The Obama administration issued a new executive order aimed at reducing government waste, fraud and abuse by revamping the way the government hands out contracts.
The administration plans on doing this by dramatically cutting the use of no-bid contracts, shrinking outsourcing of government operations to private companies and keeping a much closer watch on the procurement process.
Stan Soloway, president and CEO of the Professional Services Council, tells FederalNewsRadio that he likes the ideas laid out in the presidential memo and agrees Iraq and Hurricane Katrina have heightened attention to government contracting, but took issue with some statements made by President Obama when announcing the initiative.
I think he was trying to be constructive, but in the actual memo itself, it talks about the decline of full and open competition. I read that and I thought, factually that’s correct, but there’s actually been an increase in services, which is the majority of what the government buys, an increase of competition overall, and people think that’s counterintuitive. The answer is that ‘full and open competition’ and ‘competition’ are not synonymous terms.
Soloway says that he hopes that businesses will be included in the dialogue about changes to the procurement process.
If that broad dialogue takes place, and is really fact-based, and has a broader perspective of federal acquisition, not just looking at high-profile acquisitions, but separating out how we buy weapons systems from how we buy services, separating out what we do in a emergency environment versus a routine environment, and really looking at it from a strategic perspective.
Soloway says that the past few years have created a “culture of fear” within the acquisition workforce that has stopped innovation, because of fear from making a mistake.
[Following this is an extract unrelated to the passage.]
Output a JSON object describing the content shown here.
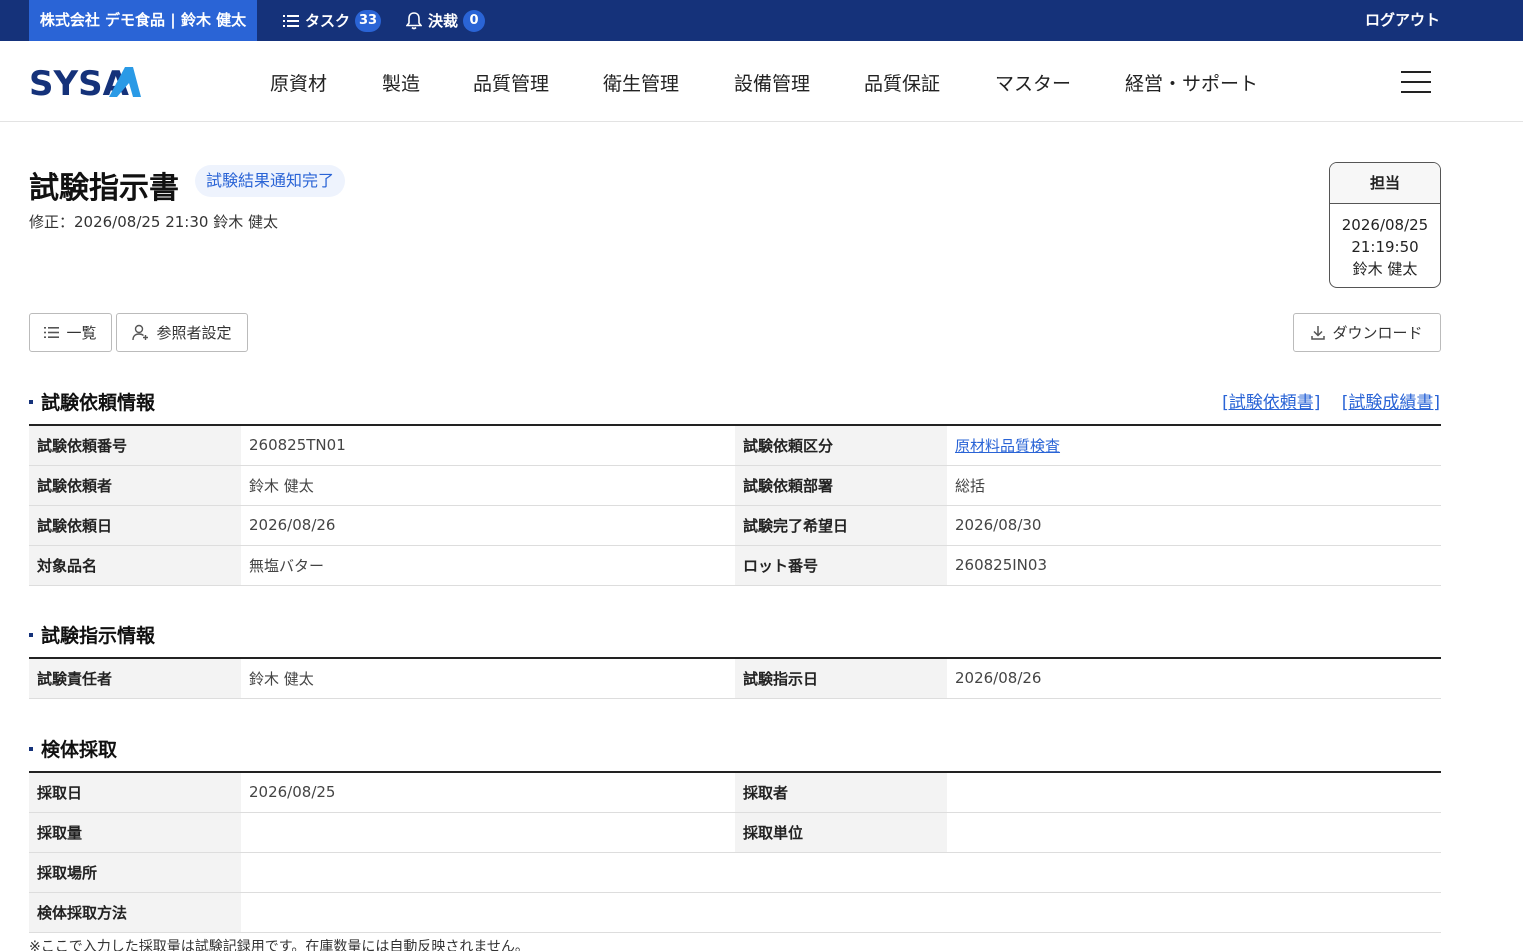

When it comes to the stimulus, Soloway says that the focus shouldn’t only be on spending the money fast, but also making sure that it is spent well in the first place, and that performance should be as important as spending the money quickly, in the long run.